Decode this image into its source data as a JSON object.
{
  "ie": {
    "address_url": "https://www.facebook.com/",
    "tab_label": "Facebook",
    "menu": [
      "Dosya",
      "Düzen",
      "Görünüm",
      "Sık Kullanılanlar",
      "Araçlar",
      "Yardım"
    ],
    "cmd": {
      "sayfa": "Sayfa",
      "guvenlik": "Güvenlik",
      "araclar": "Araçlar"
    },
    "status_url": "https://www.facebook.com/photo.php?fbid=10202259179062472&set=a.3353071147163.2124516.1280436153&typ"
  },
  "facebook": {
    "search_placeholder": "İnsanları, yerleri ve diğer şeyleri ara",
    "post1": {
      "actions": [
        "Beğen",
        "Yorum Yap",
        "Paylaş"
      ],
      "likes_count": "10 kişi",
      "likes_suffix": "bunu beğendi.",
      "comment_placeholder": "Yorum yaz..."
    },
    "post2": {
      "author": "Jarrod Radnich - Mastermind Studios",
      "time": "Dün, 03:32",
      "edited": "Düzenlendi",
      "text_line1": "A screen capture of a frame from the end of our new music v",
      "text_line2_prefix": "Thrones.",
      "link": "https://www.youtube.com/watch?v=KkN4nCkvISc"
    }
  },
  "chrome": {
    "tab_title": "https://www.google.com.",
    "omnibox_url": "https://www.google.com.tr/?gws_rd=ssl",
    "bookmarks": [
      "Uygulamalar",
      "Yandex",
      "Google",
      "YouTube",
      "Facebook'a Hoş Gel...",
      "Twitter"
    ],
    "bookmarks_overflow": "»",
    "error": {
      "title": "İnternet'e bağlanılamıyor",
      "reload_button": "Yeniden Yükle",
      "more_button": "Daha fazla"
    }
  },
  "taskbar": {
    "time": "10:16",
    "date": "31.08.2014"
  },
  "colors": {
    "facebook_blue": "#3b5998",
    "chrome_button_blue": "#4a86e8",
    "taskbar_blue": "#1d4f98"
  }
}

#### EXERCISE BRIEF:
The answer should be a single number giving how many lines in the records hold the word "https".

#### ANSWER BELOW:
5